The point of all this is that you shouldn’t feel bad about splurging on yourself, as long as you’re smart about it. Plan things out as much as possible by budgeting for expenses and saving as far ahead as you can. Make sure that when you’re splurging on yourself, you’re not building up debt to do so. If we bring back the diet comparison from above, you don’t start eating desserts on day one of your diet before you’ve even made any progress. You get a cheat meal or cheat day as a reward for your hard work and dedication. The same should be true for your finances. You shouldn’t be focusing on treating yourself before you even have a savings account built up or before you contribute to your retirement account.
To prove that splurging is okay, I thought it would be interesting to find out what some of the other personal finance bloggers splurge on. I’ve gathered up the answers for you below.
Michelle of MakingSenseofCents.com: “Anything outdoors related – bikes, gear, RV stuff, etc.”
Alyssa of MixedUpMoney.com: “Definitely Starbucks! And I’ll always splurge when it comes to music (whether it be Spotify or Apple).”
Bobby of MillennialMoneyMan.com: “Gas for our boat”
Kevin of DiligentDividend.com: “Yes, food and cars”
Stefanie of StefanieOConnell.com: “Travel, eating out & my biz”
J. Money of BudgetsAreSexy.com: “I buy coffee every single morning, and old coins here and there for my collection”
Sam of FinancialSamurai.com: “Splurges are usually house related. For example, splurged on two $500 HansBrohe kitchen faucets to replace perfectly fine ones. Why not.”
David of ZeroDayFinance.com: “Gas + tolls to visit my fiancée, and gifts for my family.”

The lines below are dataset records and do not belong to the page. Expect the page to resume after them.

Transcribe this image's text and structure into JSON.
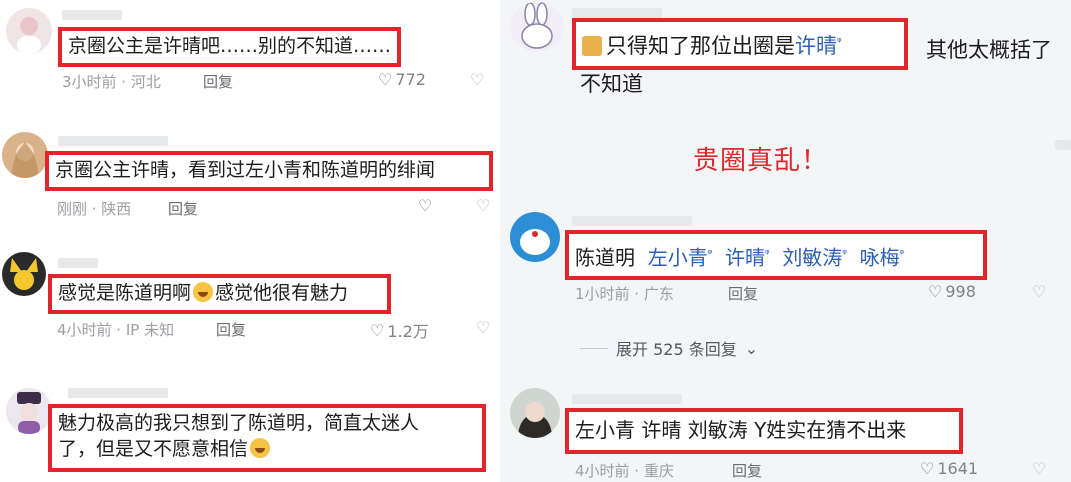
{
  "left_comments": [
    {
      "avatar_icon": "girl-avatar-icon",
      "text": "京圈公主是许晴吧……别的不知道……",
      "meta": "3小时前 · 河北",
      "reply": "回复",
      "likes": "772"
    },
    {
      "avatar_icon": "anime-avatar-icon",
      "text": "京圈公主许晴，看到过左小青和陈道明的绯闻",
      "meta": "刚刚 · 陕西",
      "reply": "回复",
      "likes": ""
    },
    {
      "avatar_icon": "character-avatar-icon",
      "text_before_emoji": "感觉是陈道明啊",
      "text_after_emoji": "感觉他很有魅力",
      "meta": "4小时前 · IP 未知",
      "reply": "回复",
      "likes": "1.2万"
    },
    {
      "avatar_icon": "costume-avatar-icon",
      "text_line1": "魅力极高的我只想到了陈道明，简直太迷人",
      "text_line2": "了，但是又不愿意相信"
    }
  ],
  "right_comments": [
    {
      "avatar_icon": "rabbit-avatar-icon",
      "text_before_tag": "只得知了那位出圈是",
      "tag": "许晴",
      "text_after_box": "其他太概括了",
      "text_line2": "不知道"
    },
    {
      "avatar_icon": "doraemon-avatar-icon",
      "lead": "陈道明",
      "tags": [
        "左小青",
        "许晴",
        "刘敏涛",
        "咏梅"
      ],
      "meta": "1小时前 · 广东",
      "reply": "回复",
      "likes": "998"
    },
    {
      "avatar_icon": "woman-avatar-icon",
      "text": "左小青 许晴 刘敏涛 Y姓实在猜不出来",
      "meta": "4小时前 · 重庆",
      "reply": "回复",
      "likes": "1641"
    }
  ],
  "expand_replies": "展开 525 条回复",
  "caption": "贵圈真乱！",
  "colors": {
    "highlight_border": "#e0262c",
    "tag_blue": "#2b5fb5",
    "caption_red": "#e0262c"
  }
}
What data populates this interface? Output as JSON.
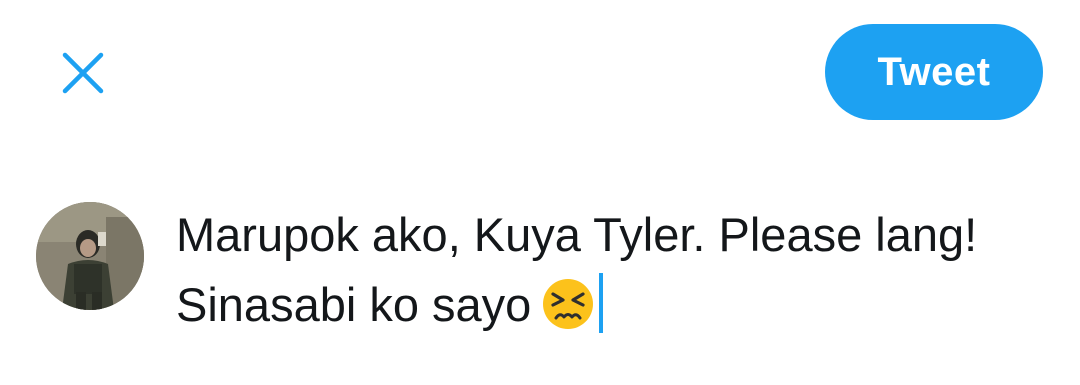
{
  "header": {
    "close_icon": "close-icon",
    "tweet_label": "Tweet",
    "accent_color": "#1da1f2"
  },
  "composer": {
    "avatar_icon": "profile-avatar",
    "text": "Marupok ako, Kuya Tyler. Please lang! Sinasabi ko sayo",
    "emoji": "persevering-face-emoji"
  }
}
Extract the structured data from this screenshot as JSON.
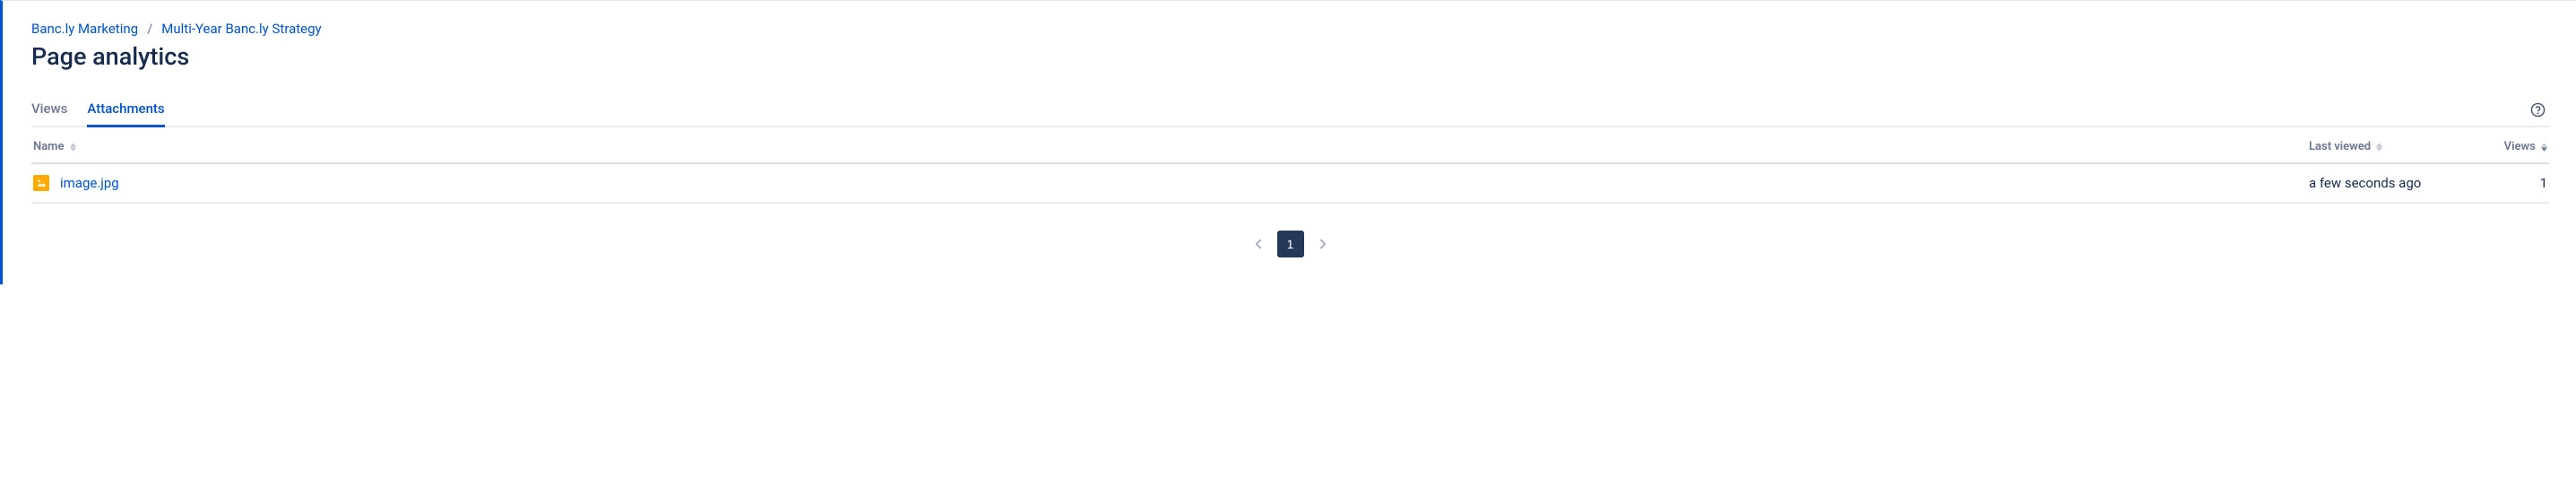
{
  "breadcrumb": {
    "items": [
      {
        "label": "Banc.ly Marketing"
      },
      {
        "label": "Multi-Year Banc.ly Strategy"
      }
    ],
    "separator": "/"
  },
  "page_title": "Page analytics",
  "tabs": {
    "views": "Views",
    "attachments": "Attachments"
  },
  "table": {
    "headers": {
      "name": "Name",
      "last_viewed": "Last viewed",
      "views": "Views"
    },
    "rows": [
      {
        "icon": "image-file-icon",
        "name": "image.jpg",
        "last_viewed": "a few seconds ago",
        "views": "1"
      }
    ]
  },
  "pagination": {
    "current": "1"
  }
}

As you can see, just because these bloggers are great with money, doesn’t mean they can’t spend a little extra on things that make them happy! They have all established themselves financially, first, and now have the freedom to splurge on the things that they want to. It’s all about balance and after some hard work and dedication, don’t we all deserve some sort of reward? 🙂